Responsible gun-ownership: Check
Protection of First Amendment rights: Check
Protection of Second Amendment rights: Check
Respect for Tenth Amendment: Check
Deterrent to government overreach: Check
Respect for life and rehabilitation: Check
Respect for rule of law: Check
Rational, radically centered, and sustainable approach to firearms that protects hearts and minds: Check
Validation of heroism and poetry as equals in American society: Check
This Radical Centrist’s solution provides a basis for the protection of American ideals, the American Constitution, American progress, American borders, American rule-of-law, and respect for great American patriots like Abraham Lincoln, Walt Whitman, my Grandfather, my father, my in-laws, and my husband without sacrificing the heart and soul of what pushes America to be better for more people each day: heart and mind working in concert to constantly progress toward greater sustainability of the culture and the republic.
Passing the visions, passing the night,
Passing, unloosing the hold of my comrades’ hands,
Passing the song of the hermit bird and the tallying song of my soul,
Victorious song, death’s outlet song, yet varying ever-altering song,
As low and wailing, yet clear the notes, rising and falling, flooding the night,
Sadly sinking and fainting, as warning and warning, and yet again bursting with joy,
Covering the earth and filling the spread of the heaven,
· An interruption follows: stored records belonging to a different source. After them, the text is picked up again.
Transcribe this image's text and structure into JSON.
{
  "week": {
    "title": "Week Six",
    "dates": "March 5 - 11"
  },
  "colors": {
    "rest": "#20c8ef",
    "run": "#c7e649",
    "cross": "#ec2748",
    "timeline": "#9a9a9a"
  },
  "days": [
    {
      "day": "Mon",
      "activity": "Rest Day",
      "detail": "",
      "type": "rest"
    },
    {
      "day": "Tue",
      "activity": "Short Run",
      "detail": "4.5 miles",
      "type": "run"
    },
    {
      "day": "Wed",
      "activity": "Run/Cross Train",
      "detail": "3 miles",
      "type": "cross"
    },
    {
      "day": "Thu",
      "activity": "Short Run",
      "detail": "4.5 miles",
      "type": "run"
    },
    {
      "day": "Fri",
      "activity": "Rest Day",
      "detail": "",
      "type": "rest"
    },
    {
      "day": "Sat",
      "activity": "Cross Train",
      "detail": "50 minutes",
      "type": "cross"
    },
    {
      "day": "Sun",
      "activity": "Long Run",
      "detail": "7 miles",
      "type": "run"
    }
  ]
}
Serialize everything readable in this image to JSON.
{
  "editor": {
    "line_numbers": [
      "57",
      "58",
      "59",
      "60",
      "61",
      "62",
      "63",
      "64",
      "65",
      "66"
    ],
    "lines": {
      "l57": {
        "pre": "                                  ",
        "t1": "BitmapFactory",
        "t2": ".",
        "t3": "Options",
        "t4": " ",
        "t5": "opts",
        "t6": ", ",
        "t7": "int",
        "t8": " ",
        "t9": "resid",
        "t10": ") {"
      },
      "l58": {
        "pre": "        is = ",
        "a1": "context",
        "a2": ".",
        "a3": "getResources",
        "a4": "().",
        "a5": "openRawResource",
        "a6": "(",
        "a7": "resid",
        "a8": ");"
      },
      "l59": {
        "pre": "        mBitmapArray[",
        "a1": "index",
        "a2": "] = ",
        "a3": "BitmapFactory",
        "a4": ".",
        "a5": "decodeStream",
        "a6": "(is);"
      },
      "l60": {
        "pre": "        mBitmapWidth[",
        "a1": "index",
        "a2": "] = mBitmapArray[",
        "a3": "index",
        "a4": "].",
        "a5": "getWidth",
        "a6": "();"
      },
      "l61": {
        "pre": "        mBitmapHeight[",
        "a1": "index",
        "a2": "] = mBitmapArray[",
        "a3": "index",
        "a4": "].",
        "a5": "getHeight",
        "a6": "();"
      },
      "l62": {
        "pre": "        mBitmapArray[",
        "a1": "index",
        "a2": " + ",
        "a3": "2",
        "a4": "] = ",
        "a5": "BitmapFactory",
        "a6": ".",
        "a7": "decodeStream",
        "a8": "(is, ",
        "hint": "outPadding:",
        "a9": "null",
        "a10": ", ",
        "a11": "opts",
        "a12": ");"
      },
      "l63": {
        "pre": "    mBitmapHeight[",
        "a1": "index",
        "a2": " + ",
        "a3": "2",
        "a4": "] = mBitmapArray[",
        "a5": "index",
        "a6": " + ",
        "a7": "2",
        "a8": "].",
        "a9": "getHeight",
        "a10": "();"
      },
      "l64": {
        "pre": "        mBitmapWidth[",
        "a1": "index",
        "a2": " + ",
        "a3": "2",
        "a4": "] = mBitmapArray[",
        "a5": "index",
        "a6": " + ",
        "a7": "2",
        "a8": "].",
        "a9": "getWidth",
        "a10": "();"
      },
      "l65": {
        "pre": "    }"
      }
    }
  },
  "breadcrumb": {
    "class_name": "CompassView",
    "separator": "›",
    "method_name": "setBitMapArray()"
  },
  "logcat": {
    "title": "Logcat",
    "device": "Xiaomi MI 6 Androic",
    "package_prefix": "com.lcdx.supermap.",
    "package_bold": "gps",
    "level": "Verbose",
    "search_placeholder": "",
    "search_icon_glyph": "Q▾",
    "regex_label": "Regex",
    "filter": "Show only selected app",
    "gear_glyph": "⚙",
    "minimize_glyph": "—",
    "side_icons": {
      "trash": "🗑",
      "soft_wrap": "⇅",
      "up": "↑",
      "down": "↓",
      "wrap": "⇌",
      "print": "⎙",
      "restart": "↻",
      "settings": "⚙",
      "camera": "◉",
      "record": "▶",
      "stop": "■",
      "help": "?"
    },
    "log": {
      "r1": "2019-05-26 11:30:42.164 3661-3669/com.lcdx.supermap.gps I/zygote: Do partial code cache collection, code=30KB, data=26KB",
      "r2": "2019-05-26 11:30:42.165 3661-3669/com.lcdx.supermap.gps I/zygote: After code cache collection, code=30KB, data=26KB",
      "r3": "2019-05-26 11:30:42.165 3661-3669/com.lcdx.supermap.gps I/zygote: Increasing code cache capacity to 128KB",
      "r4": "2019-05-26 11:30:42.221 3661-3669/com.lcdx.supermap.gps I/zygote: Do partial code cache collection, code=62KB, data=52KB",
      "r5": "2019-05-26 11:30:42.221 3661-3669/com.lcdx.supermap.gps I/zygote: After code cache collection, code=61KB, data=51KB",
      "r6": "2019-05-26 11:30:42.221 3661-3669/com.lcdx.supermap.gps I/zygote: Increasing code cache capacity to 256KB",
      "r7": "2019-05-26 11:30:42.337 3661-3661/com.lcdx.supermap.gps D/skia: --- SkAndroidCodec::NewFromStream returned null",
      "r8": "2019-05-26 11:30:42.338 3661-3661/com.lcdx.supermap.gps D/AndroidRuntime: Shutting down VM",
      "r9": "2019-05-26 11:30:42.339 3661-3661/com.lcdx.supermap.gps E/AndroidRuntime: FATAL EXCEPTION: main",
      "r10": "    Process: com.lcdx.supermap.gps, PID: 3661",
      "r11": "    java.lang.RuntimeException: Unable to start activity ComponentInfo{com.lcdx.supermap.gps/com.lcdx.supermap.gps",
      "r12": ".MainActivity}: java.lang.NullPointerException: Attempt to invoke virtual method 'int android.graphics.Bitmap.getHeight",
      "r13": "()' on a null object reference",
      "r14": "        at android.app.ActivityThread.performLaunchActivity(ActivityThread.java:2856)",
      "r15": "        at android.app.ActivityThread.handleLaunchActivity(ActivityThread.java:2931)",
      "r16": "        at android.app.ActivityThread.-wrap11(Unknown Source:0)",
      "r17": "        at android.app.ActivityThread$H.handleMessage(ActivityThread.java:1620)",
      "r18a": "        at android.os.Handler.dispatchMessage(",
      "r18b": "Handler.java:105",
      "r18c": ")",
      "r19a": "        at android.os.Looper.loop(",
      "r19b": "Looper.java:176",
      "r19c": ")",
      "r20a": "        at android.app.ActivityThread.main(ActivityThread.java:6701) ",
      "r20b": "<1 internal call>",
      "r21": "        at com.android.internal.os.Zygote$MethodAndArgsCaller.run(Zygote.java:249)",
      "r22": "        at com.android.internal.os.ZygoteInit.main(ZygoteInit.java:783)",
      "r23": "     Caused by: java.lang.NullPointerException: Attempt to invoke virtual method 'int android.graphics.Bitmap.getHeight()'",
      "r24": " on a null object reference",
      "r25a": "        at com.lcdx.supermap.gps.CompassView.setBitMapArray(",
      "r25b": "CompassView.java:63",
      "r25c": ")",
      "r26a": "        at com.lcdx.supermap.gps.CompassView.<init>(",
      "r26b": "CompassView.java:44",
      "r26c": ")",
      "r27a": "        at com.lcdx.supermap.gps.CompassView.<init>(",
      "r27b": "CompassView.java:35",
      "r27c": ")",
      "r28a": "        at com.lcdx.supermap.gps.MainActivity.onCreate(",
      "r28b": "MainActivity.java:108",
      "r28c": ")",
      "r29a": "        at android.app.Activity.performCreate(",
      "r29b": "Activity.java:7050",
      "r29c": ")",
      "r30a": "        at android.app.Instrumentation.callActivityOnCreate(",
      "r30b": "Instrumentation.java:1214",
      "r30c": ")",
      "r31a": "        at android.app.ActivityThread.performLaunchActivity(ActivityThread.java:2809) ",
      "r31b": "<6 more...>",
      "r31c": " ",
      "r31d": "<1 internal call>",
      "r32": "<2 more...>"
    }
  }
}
As that powerful psalm in the night I heard from recesses,
Passing, I leave thee lilac with heart-shaped leaves,
I leave thee there in the door-yard, blooming, returning with spring.
I cease from my song for thee,
From my gaze on thee in the west, fronting the west, communing with thee,
O comrade lustrous with silver face in the night.
Yet each to keep and all, retrievements out of the night,
The song, the wondrous chant of the gray-brown bird,
And the tallying chant, the echo arous’d in my soul,
With the lustrous and drooping star with the countenance full of woe,
With the holders holding my hand nearing the call of the bird,
Comrades mine and I in the midst, and their memory ever to keep, for the dead I loved so well,
For the sweetest, wisest soul of all my days and lands—and this for his dear sake,
Lilac and star and bird twined with the chant of my soul,
There in the fragrant pines and the cedars dusk and dim.